Join us on Wednesday, Oct 19th, for the next seminar in our IAREC Seminar Series. Dr. Prashant Swamy will be presenting a seminar titled, “Chasing Tubulins and their Post-translational Modifications in Poplar”
Dr. Swamy is a Postdoc at WSU Prosser IAREC. He graduated from The University of Georgia in 2013 from Tsai lab at Warnell School of Forestry. He worked on understanding cytoskeletal tubulins and their post-translational modifications in Populus and discovered that tubulins play important role in plant growth and development. Before coming to US, he worked on rice molecular breeding towards achieving bacterial disease resistance through gene stacking and identifying disease resistance genes. His master’s project involved identifying degree of gene flow in rice. Currently, he is working with Dr. Rayapati to investigate host-virus interactions in wine grapes.
Alpha- and beta-tubulins, building blocks of microtubules (MTs) are more commonly depicted as cellular tracks guiding intracellular traffic. These dynamic structures serve essential functions during plants’ growth and development. Cortical MTs presumably maneuver cell wall deposition but the disruption in such interaction through genetic manipulation or mutation leads to developmental defects. To understand the process of cell wall deposition in trees, genetic manipulation of xylem- (or wood) abundant alpha and beta tubulins along with their post-translational mimics were attempted in Populus. Transgenic Populus expressing ectopic genes were recovered but these trees exhibited unexpected cell wall modifications and novel stomatal behavior. We also discovered that unlike tubulins from animals and lower eukaryotes, their plant counterparts are mostly regulated at transcriptional level.
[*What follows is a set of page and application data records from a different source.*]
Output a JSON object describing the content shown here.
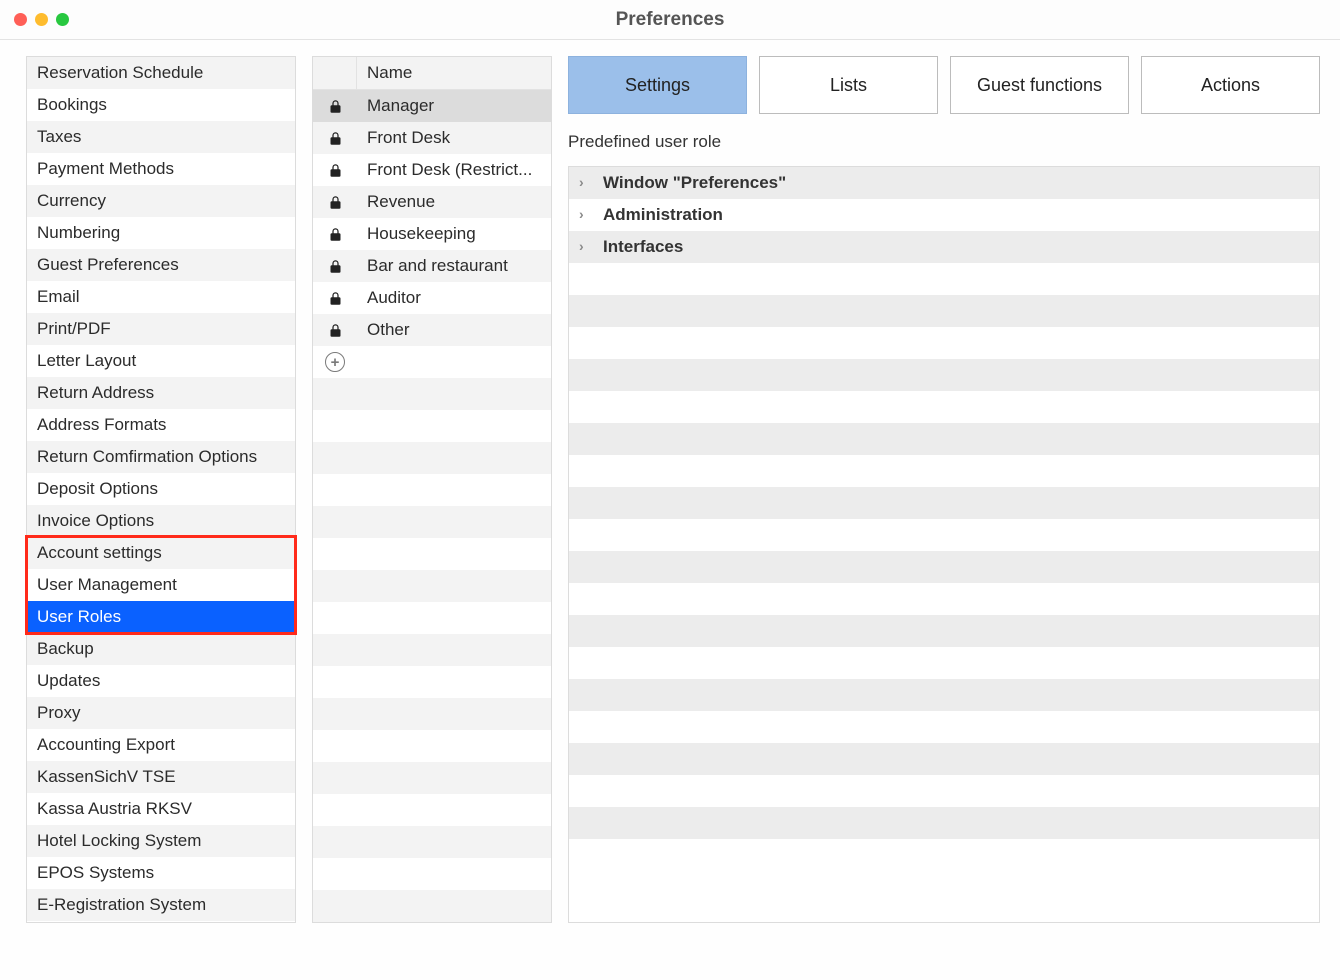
{
  "window": {
    "title": "Preferences"
  },
  "sidebar": {
    "items": [
      "Reservation Schedule",
      "Bookings",
      "Taxes",
      "Payment Methods",
      "Currency",
      "Numbering",
      "Guest Preferences",
      "Email",
      "Print/PDF",
      "Letter Layout",
      "Return Address",
      "Address Formats",
      "Return Comfirmation Options",
      "Deposit Options",
      "Invoice Options",
      "Account settings",
      "User Management",
      "User Roles",
      "Backup",
      "Updates",
      "Proxy",
      "Accounting Export",
      "KassenSichV TSE",
      "Kassa Austria RKSV",
      "Hotel Locking System",
      "EPOS Systems",
      "E-Registration System"
    ],
    "selected_index": 17,
    "highlighted_range": [
      15,
      17
    ]
  },
  "roles": {
    "header": "Name",
    "items": [
      "Manager",
      "Front Desk",
      "Front Desk (Restrict...",
      "Revenue",
      "Housekeeping",
      "Bar and restaurant",
      "Auditor",
      "Other"
    ],
    "selected_index": 0
  },
  "tabs": {
    "items": [
      "Settings",
      "Lists",
      "Guest functions",
      "Actions"
    ],
    "active_index": 0
  },
  "detail": {
    "section_label": "Predefined user role",
    "permissions": [
      "Window \"Preferences\"",
      "Administration",
      "Interfaces"
    ],
    "blank_row_count": 18
  }
}
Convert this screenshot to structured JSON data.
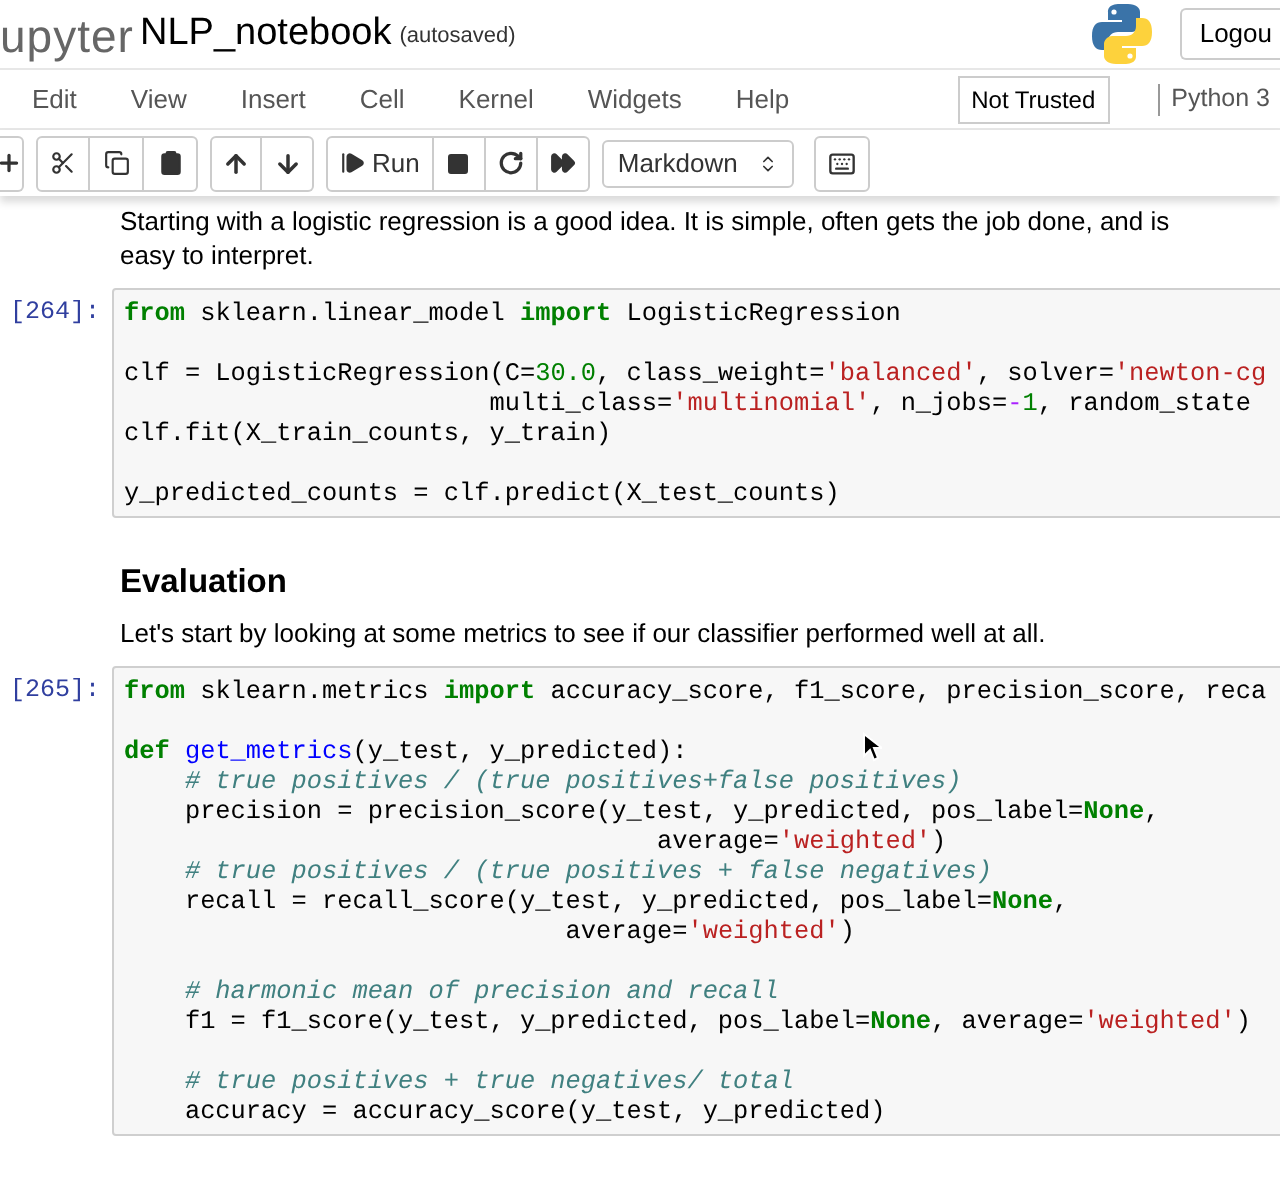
{
  "header": {
    "logo_text": "upyter",
    "notebook_name": "NLP_notebook",
    "save_status": "(autosaved)",
    "logout": "Logou"
  },
  "menu": [
    "Edit",
    "View",
    "Insert",
    "Cell",
    "Kernel",
    "Widgets",
    "Help"
  ],
  "trust_status": "Not Trusted",
  "kernel": "Python 3",
  "toolbar": {
    "run_label": "Run",
    "cell_type": "Markdown"
  },
  "notebook": [
    {
      "kind": "text",
      "text": "Starting with a logistic regression is a good idea. It is simple, often gets the job done, and is easy to interpret."
    },
    {
      "kind": "code",
      "prompt": "[264]:",
      "blocks": [
        [
          [
            {
              "kind": "kw",
              "text": "from"
            },
            {
              "kind": "plain",
              "text": " sklearn.linear_model "
            },
            {
              "kind": "kw",
              "text": "import"
            },
            {
              "kind": "plain",
              "text": " LogisticRegression"
            }
          ]
        ],
        [
          [
            {
              "kind": "plain",
              "text": "clf = LogisticRegression(C="
            },
            {
              "kind": "num",
              "text": "30.0"
            },
            {
              "kind": "plain",
              "text": ", class_weight="
            },
            {
              "kind": "str",
              "text": "'balanced'"
            },
            {
              "kind": "plain",
              "text": ", solver="
            },
            {
              "kind": "str",
              "text": "'newton-cg"
            }
          ],
          [
            {
              "kind": "plain",
              "text": "                        multi_class="
            },
            {
              "kind": "str",
              "text": "'multinomial'"
            },
            {
              "kind": "plain",
              "text": ", n_jobs="
            },
            {
              "kind": "op",
              "text": "-"
            },
            {
              "kind": "num",
              "text": "1"
            },
            {
              "kind": "plain",
              "text": ", random_state"
            }
          ],
          [
            {
              "kind": "plain",
              "text": "clf.fit(X_train_counts, y_train)"
            }
          ]
        ],
        [
          [
            {
              "kind": "plain",
              "text": "y_predicted_counts = clf.predict(X_test_counts)"
            }
          ]
        ]
      ]
    },
    {
      "kind": "heading",
      "text": "Evaluation"
    },
    {
      "kind": "text",
      "text": "Let's start by looking at some metrics to see if our classifier performed well at all."
    },
    {
      "kind": "code",
      "prompt": "[265]:",
      "blocks": [
        [
          [
            {
              "kind": "kw",
              "text": "from"
            },
            {
              "kind": "plain",
              "text": " sklearn.metrics "
            },
            {
              "kind": "kw",
              "text": "import"
            },
            {
              "kind": "plain",
              "text": " accuracy_score, f1_score, precision_score, reca"
            }
          ]
        ],
        [
          [
            {
              "kind": "kw",
              "text": "def "
            },
            {
              "kind": "fn",
              "text": "get_metrics"
            },
            {
              "kind": "plain",
              "text": "(y_test, y_predicted):"
            }
          ],
          [
            {
              "kind": "comment",
              "text": "    # true positives / (true positives+false positives)"
            }
          ],
          [
            {
              "kind": "plain",
              "text": "    precision = precision_score(y_test, y_predicted, pos_label="
            },
            {
              "kind": "kw",
              "text": "None"
            },
            {
              "kind": "plain",
              "text": ","
            }
          ],
          [
            {
              "kind": "plain",
              "text": "                                   average="
            },
            {
              "kind": "str",
              "text": "'weighted'"
            },
            {
              "kind": "plain",
              "text": ")"
            }
          ],
          [
            {
              "kind": "comment",
              "text": "    # true positives / (true positives + false negatives)"
            }
          ],
          [
            {
              "kind": "plain",
              "text": "    recall = recall_score(y_test, y_predicted, pos_label="
            },
            {
              "kind": "kw",
              "text": "None"
            },
            {
              "kind": "plain",
              "text": ","
            }
          ],
          [
            {
              "kind": "plain",
              "text": "                             average="
            },
            {
              "kind": "str",
              "text": "'weighted'"
            },
            {
              "kind": "plain",
              "text": ")"
            }
          ]
        ],
        [
          [
            {
              "kind": "comment",
              "text": "    # harmonic mean of precision and recall"
            }
          ],
          [
            {
              "kind": "plain",
              "text": "    f1 = f1_score(y_test, y_predicted, pos_label="
            },
            {
              "kind": "kw",
              "text": "None"
            },
            {
              "kind": "plain",
              "text": ", average="
            },
            {
              "kind": "str",
              "text": "'weighted'"
            },
            {
              "kind": "plain",
              "text": ")"
            }
          ]
        ],
        [
          [
            {
              "kind": "comment",
              "text": "    # true positives + true negatives/ total"
            }
          ],
          [
            {
              "kind": "plain",
              "text": "    accuracy = accuracy_score(y_test, y_predicted)"
            }
          ]
        ]
      ]
    }
  ]
}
Our study provided new insights into how these cytoskeletal proteins influence tissue-specific functions in addition to their precise regulation in plants.